■ What is needed ■
Scan the material for the word "caileypresleyfleming" and copy each line where it occurs.

■ Dataset records ■

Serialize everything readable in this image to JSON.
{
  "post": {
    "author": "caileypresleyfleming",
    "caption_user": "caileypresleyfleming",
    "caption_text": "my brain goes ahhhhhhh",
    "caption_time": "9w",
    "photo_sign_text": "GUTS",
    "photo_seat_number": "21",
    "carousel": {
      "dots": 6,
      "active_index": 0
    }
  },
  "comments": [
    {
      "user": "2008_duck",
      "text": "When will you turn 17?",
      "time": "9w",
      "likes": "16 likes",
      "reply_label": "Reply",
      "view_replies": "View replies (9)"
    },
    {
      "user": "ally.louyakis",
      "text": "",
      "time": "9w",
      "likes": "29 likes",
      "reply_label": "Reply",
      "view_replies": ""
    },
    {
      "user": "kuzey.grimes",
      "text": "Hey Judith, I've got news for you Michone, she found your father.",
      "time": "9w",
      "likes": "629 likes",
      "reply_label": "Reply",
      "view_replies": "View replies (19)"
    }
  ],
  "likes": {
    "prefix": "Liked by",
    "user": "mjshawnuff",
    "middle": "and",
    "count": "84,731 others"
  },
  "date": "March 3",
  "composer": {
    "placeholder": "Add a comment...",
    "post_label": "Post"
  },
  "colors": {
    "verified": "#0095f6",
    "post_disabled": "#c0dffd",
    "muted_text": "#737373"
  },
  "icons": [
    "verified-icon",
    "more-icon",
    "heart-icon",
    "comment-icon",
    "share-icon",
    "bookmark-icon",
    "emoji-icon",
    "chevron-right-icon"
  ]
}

■ Reply to the task ■
    "author": "caileypresleyfleming",
    "caption_user": "caileypresleyfleming",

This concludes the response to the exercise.